In addition, Mustafa Dzhemilev disclosed that Vladimir Putin called him on March 12th 2014 announcing that Tatarstan is very happy being part of Russia and that Crimean Tatars will be happy as well.  Announced on March 27th 2014, the "referendum" in Crimea took place on March 16th. On April 17th 2015, Vladimir Putin admitted that "[Russian] soldiers were deployed in Crimea to help the inhabitants express their opinion".

The Head of the Belarusian Language Society Alena Anisim is responsible for Novy Chas “Russophobe” publications about Chechnya

Alena Anisim, member of the National Assembly (the lower chamber of the Belarusian parliament) and the head of the Belarusian Language Society, is responsible for the “Russophobic” articles about the Chechen fighters from 1990s, published in Novy Chas (New Time in English) newspaper.
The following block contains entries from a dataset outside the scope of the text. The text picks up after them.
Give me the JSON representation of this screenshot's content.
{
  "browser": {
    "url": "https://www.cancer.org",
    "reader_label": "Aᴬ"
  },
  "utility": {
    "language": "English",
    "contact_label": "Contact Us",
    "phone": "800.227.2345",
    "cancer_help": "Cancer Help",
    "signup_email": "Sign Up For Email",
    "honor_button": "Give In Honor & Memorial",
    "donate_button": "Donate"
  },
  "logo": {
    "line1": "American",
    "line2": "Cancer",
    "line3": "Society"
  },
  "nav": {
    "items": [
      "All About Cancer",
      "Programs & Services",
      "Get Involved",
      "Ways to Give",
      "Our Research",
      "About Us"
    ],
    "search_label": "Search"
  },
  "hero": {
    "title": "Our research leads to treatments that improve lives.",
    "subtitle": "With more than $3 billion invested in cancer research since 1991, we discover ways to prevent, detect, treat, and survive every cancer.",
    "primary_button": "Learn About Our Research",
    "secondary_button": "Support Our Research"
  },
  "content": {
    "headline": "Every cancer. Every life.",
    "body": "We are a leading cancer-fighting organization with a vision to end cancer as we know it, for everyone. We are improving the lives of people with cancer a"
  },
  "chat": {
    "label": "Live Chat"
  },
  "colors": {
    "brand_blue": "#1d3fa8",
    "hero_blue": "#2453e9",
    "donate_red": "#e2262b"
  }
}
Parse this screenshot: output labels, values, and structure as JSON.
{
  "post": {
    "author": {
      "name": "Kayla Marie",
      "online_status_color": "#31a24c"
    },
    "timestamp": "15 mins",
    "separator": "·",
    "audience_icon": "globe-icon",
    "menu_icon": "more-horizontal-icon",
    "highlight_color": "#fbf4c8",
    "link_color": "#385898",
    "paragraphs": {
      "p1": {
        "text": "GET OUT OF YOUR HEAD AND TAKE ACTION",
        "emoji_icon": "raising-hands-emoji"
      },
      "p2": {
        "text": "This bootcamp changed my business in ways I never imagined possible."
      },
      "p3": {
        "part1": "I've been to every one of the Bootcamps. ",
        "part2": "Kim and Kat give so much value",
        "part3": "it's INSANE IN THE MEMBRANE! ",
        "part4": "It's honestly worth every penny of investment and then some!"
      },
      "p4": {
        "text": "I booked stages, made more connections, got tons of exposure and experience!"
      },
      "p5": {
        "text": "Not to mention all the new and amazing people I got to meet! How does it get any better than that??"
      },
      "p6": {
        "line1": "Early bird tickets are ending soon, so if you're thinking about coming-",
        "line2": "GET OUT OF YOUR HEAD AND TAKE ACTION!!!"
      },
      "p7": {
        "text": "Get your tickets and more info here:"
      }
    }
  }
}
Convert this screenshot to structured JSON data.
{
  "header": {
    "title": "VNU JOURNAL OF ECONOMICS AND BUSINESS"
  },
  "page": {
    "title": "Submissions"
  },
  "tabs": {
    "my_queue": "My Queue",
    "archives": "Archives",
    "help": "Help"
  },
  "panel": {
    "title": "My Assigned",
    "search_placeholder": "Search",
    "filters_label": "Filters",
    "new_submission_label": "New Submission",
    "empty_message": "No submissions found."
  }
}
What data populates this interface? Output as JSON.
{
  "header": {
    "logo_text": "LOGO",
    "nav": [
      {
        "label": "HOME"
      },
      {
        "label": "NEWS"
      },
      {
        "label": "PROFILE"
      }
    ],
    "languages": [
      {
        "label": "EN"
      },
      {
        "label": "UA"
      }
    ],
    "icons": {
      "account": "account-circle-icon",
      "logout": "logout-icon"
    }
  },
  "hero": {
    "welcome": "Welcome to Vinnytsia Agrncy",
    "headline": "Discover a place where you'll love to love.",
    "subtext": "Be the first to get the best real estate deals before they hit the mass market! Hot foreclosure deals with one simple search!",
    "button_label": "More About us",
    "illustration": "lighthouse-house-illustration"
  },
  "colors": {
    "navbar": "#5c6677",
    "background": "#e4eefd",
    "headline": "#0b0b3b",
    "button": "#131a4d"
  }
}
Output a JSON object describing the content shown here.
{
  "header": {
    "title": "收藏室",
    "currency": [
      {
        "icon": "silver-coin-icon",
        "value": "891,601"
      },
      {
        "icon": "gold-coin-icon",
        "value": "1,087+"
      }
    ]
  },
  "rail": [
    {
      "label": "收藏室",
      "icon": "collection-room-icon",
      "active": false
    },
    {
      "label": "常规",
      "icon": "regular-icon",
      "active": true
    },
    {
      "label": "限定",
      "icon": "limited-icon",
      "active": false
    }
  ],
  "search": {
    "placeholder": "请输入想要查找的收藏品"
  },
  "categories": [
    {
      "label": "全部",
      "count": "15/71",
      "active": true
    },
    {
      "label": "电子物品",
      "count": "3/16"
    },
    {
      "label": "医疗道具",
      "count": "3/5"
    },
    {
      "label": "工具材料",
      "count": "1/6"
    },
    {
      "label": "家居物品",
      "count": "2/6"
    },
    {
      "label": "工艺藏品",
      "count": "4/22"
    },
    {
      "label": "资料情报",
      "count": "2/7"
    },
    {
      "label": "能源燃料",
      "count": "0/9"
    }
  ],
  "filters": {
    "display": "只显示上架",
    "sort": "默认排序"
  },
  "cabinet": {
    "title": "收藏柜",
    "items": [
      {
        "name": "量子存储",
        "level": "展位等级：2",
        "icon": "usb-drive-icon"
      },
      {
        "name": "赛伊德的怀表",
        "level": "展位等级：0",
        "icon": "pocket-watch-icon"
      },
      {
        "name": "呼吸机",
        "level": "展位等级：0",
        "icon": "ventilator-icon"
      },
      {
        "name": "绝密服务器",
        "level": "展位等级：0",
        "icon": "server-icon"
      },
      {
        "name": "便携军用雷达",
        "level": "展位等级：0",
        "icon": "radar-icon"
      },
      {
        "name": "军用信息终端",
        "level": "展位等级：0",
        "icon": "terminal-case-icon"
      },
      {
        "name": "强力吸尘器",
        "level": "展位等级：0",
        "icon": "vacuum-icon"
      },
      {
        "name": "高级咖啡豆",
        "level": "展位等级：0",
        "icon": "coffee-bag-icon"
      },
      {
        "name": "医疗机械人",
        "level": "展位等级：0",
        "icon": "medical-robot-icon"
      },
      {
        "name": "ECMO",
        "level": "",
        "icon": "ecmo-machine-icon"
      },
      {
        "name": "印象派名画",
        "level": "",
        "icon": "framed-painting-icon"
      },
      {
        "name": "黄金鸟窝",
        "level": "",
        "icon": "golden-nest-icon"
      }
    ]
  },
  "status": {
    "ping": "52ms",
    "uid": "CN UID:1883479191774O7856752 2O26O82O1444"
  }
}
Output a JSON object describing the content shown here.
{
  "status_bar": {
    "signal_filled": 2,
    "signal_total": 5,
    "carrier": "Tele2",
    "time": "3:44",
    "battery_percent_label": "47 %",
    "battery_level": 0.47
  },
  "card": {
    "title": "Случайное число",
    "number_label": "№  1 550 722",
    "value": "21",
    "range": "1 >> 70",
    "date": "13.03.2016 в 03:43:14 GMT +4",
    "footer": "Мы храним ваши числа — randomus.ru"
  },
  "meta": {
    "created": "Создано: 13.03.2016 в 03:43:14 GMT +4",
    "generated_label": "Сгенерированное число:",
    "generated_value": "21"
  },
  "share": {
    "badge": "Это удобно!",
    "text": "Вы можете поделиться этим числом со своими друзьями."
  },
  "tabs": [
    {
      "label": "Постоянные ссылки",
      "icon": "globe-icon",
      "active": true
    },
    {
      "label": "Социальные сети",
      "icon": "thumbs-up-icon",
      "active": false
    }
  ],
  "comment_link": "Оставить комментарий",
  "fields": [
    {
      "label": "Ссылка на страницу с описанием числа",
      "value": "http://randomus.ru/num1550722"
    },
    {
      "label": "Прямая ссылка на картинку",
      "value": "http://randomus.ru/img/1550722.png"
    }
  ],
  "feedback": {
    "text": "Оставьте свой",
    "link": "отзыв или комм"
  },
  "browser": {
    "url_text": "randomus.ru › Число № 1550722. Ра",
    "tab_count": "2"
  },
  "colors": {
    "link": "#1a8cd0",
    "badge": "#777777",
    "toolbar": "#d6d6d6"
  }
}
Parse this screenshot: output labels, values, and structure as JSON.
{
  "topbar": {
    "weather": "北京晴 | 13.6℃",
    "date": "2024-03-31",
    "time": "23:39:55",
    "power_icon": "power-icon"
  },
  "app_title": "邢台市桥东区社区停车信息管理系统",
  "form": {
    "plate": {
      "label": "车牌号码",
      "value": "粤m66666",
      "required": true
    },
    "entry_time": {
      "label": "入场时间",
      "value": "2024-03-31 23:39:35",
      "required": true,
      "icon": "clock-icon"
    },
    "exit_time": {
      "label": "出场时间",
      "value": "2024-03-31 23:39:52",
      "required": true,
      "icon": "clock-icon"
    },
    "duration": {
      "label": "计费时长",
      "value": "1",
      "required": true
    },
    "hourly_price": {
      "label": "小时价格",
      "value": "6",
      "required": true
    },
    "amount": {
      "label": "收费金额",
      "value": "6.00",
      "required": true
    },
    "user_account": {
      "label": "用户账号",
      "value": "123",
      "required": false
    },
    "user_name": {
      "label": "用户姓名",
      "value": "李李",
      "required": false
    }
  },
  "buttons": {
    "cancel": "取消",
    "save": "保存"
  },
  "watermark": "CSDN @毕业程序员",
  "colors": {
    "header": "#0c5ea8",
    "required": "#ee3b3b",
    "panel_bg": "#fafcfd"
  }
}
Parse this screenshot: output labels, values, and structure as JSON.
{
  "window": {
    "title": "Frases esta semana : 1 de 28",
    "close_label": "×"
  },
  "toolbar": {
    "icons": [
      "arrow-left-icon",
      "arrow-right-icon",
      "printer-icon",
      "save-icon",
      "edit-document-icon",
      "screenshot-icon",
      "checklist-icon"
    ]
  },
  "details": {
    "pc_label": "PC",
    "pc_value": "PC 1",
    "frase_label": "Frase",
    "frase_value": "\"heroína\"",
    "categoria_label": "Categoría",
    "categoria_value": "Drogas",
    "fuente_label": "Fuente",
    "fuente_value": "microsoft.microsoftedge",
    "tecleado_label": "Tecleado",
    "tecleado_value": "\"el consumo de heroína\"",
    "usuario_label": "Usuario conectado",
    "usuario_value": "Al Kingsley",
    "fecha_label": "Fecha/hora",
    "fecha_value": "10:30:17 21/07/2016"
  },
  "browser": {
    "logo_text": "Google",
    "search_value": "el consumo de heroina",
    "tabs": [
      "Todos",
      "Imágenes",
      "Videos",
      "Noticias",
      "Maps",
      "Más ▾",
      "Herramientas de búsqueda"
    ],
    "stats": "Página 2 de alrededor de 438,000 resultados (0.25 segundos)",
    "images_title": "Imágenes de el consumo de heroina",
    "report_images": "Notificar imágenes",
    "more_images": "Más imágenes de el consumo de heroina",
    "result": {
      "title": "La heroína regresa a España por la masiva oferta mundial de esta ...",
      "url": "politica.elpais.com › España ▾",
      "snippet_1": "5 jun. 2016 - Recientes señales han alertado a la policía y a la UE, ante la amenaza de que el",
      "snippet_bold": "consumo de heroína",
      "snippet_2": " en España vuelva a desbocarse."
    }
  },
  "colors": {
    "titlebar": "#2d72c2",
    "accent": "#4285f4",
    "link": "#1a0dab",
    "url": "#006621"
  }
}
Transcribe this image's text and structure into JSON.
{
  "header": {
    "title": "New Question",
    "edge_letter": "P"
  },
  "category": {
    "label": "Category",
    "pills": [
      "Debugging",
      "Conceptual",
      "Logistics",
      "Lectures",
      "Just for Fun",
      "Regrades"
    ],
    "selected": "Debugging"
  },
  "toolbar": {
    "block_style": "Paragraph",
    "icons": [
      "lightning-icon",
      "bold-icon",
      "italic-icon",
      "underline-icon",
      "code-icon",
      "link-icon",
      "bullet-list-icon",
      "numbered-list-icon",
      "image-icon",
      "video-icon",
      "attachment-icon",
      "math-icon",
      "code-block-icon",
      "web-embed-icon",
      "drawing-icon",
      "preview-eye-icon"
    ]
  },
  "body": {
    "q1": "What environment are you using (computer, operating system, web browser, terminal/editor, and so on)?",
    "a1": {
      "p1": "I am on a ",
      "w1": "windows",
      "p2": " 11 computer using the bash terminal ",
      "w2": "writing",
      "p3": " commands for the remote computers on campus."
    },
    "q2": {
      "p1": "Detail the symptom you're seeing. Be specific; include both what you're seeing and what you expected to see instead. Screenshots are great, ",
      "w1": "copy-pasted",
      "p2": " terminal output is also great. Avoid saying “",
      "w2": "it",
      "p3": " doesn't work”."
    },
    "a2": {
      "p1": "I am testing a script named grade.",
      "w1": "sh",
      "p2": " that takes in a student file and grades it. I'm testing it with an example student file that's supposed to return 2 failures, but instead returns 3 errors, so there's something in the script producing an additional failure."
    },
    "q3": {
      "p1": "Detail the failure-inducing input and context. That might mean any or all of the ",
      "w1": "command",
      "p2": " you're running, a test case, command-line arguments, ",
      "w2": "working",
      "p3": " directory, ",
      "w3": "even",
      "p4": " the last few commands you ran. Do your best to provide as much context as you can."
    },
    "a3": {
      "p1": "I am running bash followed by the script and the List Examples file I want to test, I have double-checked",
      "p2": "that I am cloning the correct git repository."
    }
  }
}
Alena Anisim has declared her candidacy in the upcoming Presidential elections in Belarus, promoting the Belarusian language and culture.

The editorial board of the “Telescope” outlet has reported Alena Anisim to the Prosecutor General, the Minister of Information and the Minister of Internal Affairs, requesting a criminal investigation on the matter.

Disproof

An unfounded claim on Ms. Anisim's responsibility for the articles in question.

Novy chas is one of the few independent Belarusian newspapers remaining relevant in a difficult situation with the mass-media in Belarus, where most of the independent media outlets are regularly oppressed. Over the last few years political activist and journalist Mikalai Dziadok published several articles on the Chechen military leaders who fought against Russia and for independence during Russian-Chechen wars in 1990s.